YDC Sharing Summit
27–28 October 2014
Transforming learning communities through YuMi Deadly Maths
The YDC Sharing Summit brings together education practitioners from schools across Queensland to share best practice and their experiences with YuMi Deadly Maths. Everyone is welcome to attend this engaging and informative summit to learn more about how YuMi Deadly Maths can transform learning communities. For further details, please go to our Sharing Summit Registration site.
If you would like to attend for individual sessions only, please contact Charlotte Cottier at email@example.com or 3138 0061 by 17 October.
Sharing Summit program
Keynote speaker: Mr Selwyn Button
Mr Selwyn Button is a Gungarri man from South West Queensland raised in Cherbourg.
Mr Button was appointed as the Assistant Director-General, Indigenous Education – State Schools in August 2014. Prior to this he held the position of CEO of the Queensland Aboriginal and Islander Health Council (QAIHC) and was the Chairperson of the Aboriginal and Torres Strait Islander Community Health Service Brisbane Limited.

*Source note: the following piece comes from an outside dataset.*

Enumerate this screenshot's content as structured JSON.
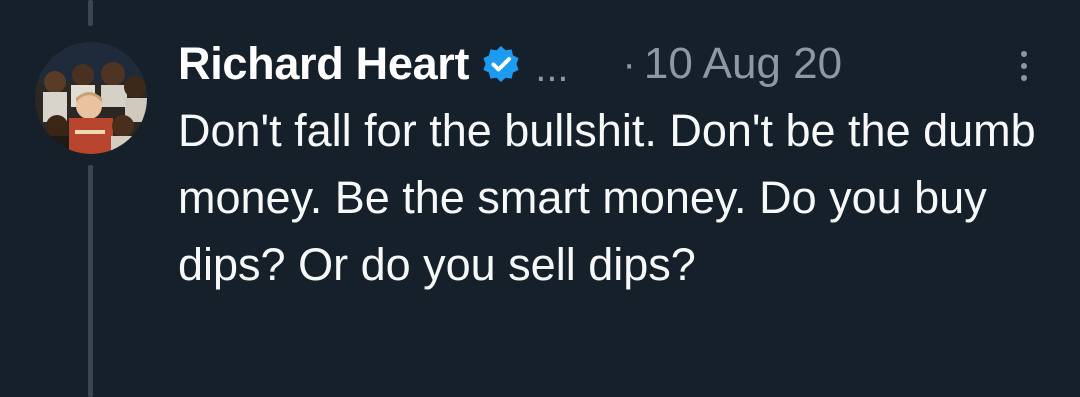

Mr Button has also held positions as the Director, Indigenous Health Policy Branch within Queensland Health, and has worked in a variety of government policy development roles within the Department of Education and Training. He is a qualified teacher and has also served as a Police Officer with the Queensland Police Service for approximately 6 years.
Mr Button is also a Director of The Lowitja Institute, Oxfam Australia and has served on numerous councils and committees including the Queensland Indigenous Education Consultative Committee, Queensland Council of Social Services and the Queensland Aboriginal and Torres Strait Islander Human Services Coalition.

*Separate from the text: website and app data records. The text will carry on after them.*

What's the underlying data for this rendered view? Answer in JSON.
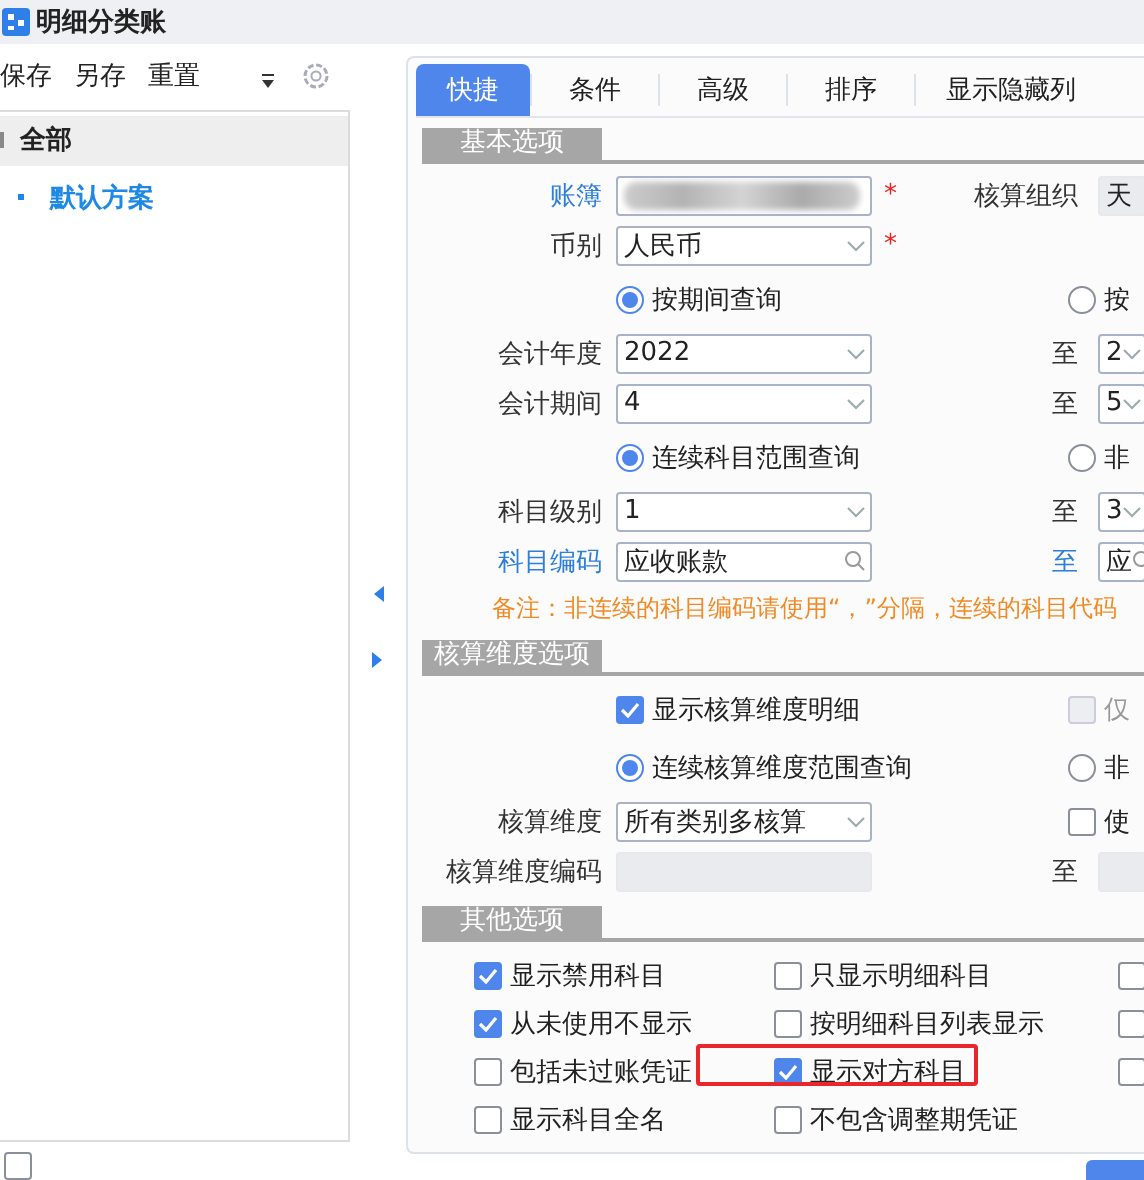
{
  "window": {
    "title": "明细分类账"
  },
  "toolbar": {
    "buttons": [
      "保存",
      "另存",
      "重置"
    ]
  },
  "scheme_tree": [
    {
      "label": "全部",
      "selected": true,
      "children": [
        {
          "label": "默认方案",
          "selected": false
        }
      ]
    }
  ],
  "tabs": [
    {
      "label": "快捷",
      "selected": true
    },
    {
      "label": "条件",
      "selected": false
    },
    {
      "label": "高级",
      "selected": false
    },
    {
      "label": "排序",
      "selected": false
    },
    {
      "label": "显示隐藏列",
      "selected": false
    }
  ],
  "sections": [
    {
      "title": "基本选项",
      "kind": "form",
      "rows": [
        {
          "kind": "field",
          "label": "账簿",
          "label_link": true,
          "control": {
            "kind": "blurred",
            "required_mark": "*"
          },
          "right": {
            "label": "核算组织",
            "label_link": false,
            "control": {
              "kind": "readonly",
              "value": "天"
            }
          }
        },
        {
          "kind": "field",
          "label": "币别",
          "label_link": false,
          "control": {
            "kind": "select",
            "value": "人民币",
            "required_mark": "*"
          }
        },
        {
          "kind": "radio",
          "left": {
            "label": "按期间查询",
            "selected": true
          },
          "right": {
            "label": "按",
            "selected": false
          }
        },
        {
          "kind": "field",
          "label": "会计年度",
          "label_link": false,
          "control": {
            "kind": "select",
            "value": "2022"
          },
          "right": {
            "label": "至",
            "label_link": false,
            "control": {
              "kind": "select",
              "value": "2"
            }
          }
        },
        {
          "kind": "field",
          "label": "会计期间",
          "label_link": false,
          "control": {
            "kind": "select",
            "value": "4"
          },
          "right": {
            "label": "至",
            "label_link": false,
            "control": {
              "kind": "select",
              "value": "5"
            }
          }
        },
        {
          "kind": "radio",
          "left": {
            "label": "连续科目范围查询",
            "selected": true
          },
          "right": {
            "label": "非",
            "selected": false
          }
        },
        {
          "kind": "field",
          "label": "科目级别",
          "label_link": false,
          "control": {
            "kind": "select",
            "value": "1"
          },
          "right": {
            "label": "至",
            "label_link": false,
            "control": {
              "kind": "select",
              "value": "3"
            }
          }
        },
        {
          "kind": "field",
          "label": "科目编码",
          "label_link": true,
          "control": {
            "kind": "search",
            "value": "应收账款"
          },
          "right": {
            "label": "至",
            "label_link": true,
            "control": {
              "kind": "search",
              "value": "应"
            }
          }
        },
        {
          "kind": "note",
          "text": "备注：非连续的科目编码请使用“，”分隔，连续的科目代码"
        }
      ]
    },
    {
      "title": "核算维度选项",
      "kind": "form",
      "rows": [
        {
          "kind": "check",
          "left": {
            "label": "显示核算维度明细",
            "checked": true
          },
          "right": {
            "label": "仅",
            "checked": false,
            "disabled": true
          }
        },
        {
          "kind": "radio",
          "left": {
            "label": "连续核算维度范围查询",
            "selected": true
          },
          "right": {
            "label": "非",
            "selected": false
          }
        },
        {
          "kind": "field",
          "label": "核算维度",
          "label_link": false,
          "control": {
            "kind": "select",
            "value": "所有类别多核算"
          },
          "right_check": {
            "label": "使",
            "checked": false
          }
        },
        {
          "kind": "field",
          "label": "核算维度编码",
          "label_link": false,
          "control": {
            "kind": "disabled"
          },
          "right": {
            "label": "至",
            "label_link": false,
            "control": {
              "kind": "disabled"
            }
          }
        }
      ]
    },
    {
      "title": "其他选项",
      "kind": "grid",
      "rows": [
        [
          {
            "label": "显示禁用科目",
            "checked": true
          },
          {
            "label": "只显示明细科目",
            "checked": false
          },
          {
            "checked": false
          }
        ],
        [
          {
            "label": "从未使用不显示",
            "checked": true
          },
          {
            "label": "按明细科目列表显示",
            "checked": false
          },
          {
            "checked": false
          }
        ],
        [
          {
            "label": "包括未过账凭证",
            "checked": false
          },
          {
            "label": "显示对方科目",
            "checked": true,
            "highlighted": true
          },
          {
            "checked": false
          }
        ],
        [
          {
            "label": "显示科目全名",
            "checked": false
          },
          {
            "label": "不包含调整期凭证",
            "checked": false
          }
        ]
      ]
    }
  ],
  "auto_enter": {
    "checked": false
  }
}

Keynote speech abstract: Meeting targets for equitable numeracy outcomes
Mathematical competence is required to successfully participate in everyday 21st century life. For Aboriginal and Torres Strait Islander students and young people, comparative data shows that in general their understanding and use of mathematical and numeracy concepts, as tested by standardised national and international instruments, is not the same as their non-Aboriginal and Torres Strait Islander counterparts.
Numeracy is one area where a national Closing the Gap target has been set by the Council of Australian Governments in an attempt to improve outcomes for Aboriginal and Torres Strait Islander students and young people. In 2008 a target was set to halve the gap in numeracy achievements for Aboriginal and Torres Strait Islander children within a decade – that is by 2018.
Progress toward meeting this target in Queensland State Schools, monitored through national testing, is inconsistent.
To meet the target and ensure equitable numeracy outcomes for Aboriginal and Torres Strait Islander students, there are three priorities: ensuring students are at school (attendance and retention); ensuring that the community is on board; and capacity of teachers and leaders.
It is the last of these priorities where YuMi Deadly Maths is pivotal.
Full program draft
A draft of the full two-day program with abstracts is now available. Please note that this program is subject to change.
QUT YuMi Deadly Centre
Phone: +61 07 3138 0035
Fax: +61 07 3138 3985
School of Curriculum
Faculty of Education
Queensland University of Technology
Kelvin Grove Campus
S Block, Victoria Park Road
Kelvin Grove, QLD 4059